When I’m Steaming Timbers

Careful with that angle grinder

Thwarts off, timbers next

“It says here ‘conservation importance HIGH’ ” shouted Michael, reading from the folder of notes on Naiad’s restoration. “What?” I replied above the din of the angle grinder I was using to remove a rove from one of the nails that holds Naiad’s clinker planks together; suddenly the super-heated copper rove flew off and landed on the back of my hand. Michael shook his head; “Just be careful”. The first proper project that Michael and I have been given in the boat shed seemed to involve taking a boat to bits, rather that building it.

We had removed the thwarts and were now removing the old, damaged timbers from Naiad; one of few remaining Aldeburgh One Design dinghies built by Everson of Woodbridge. After removing the roves (carefully), one of us drove the nail through from the inside of the boat using a nail punch, while the other supported the plank from the outside and helped the nail out. Sounds easy, but we’re starting to expect complications with old boats, and of course many of the nails were bent, or inaccessible etc. so there was plenty to keep us occupied.

When we had pushed, pulled, coaxed and dug out enough nails that we could remove a few alternate timbers from one side of the boat (it’s important to keep enough in place to keep the shape of the boat intact), it was time for the exciting bit. I had previously imagined that a fair proportion of my time at IBTC would involve steaming wood into various interesting shapes, but it now seems apparent to me that steaming is very like painting, in that 90% of the time is spent in preparation and the main event is over in a flash.

Steaming steam box

Timbers cooking

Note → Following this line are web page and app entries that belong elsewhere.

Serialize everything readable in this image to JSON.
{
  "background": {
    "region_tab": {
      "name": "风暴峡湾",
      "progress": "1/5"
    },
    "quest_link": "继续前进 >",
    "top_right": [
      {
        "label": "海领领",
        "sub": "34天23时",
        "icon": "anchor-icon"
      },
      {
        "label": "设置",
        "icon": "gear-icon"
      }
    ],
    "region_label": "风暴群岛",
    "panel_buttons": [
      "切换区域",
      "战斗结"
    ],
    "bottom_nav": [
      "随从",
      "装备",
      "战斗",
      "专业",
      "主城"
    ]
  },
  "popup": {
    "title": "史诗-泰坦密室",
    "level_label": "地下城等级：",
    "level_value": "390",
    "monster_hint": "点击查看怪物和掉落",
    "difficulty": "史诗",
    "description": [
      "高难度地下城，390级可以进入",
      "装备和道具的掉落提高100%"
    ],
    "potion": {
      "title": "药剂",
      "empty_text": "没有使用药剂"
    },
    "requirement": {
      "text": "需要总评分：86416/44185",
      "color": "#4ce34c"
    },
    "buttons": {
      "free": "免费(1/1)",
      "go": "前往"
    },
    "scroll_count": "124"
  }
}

We fired up the steam box (a wallpaper steamer attached to a metal tube), and when it was hot enough, put our green oak timbers into the tube. Thirty minutes later, oven gloves at the ready, and Rob the tutor in attendance to make sure we didn’t mess it up, we pulled out our first hot timber. Michael bent it round his knee like an oversized piece of spaghetti and pressed it into shape inside Naiad’s hull while I screwed it into place from the outside; a temporary measure to allow it to take shape (the timbers will be nailed and clenched with roves later). We whizzed through our supply of timbers in the steam box and then stood back to admire our work. Now the process starts again; knocking out nails and scraping off old varnish and tar. There are plenty more timbers to replace, but at least we’ve put some of the boat back together.

Michael and timbers

Michael and timbers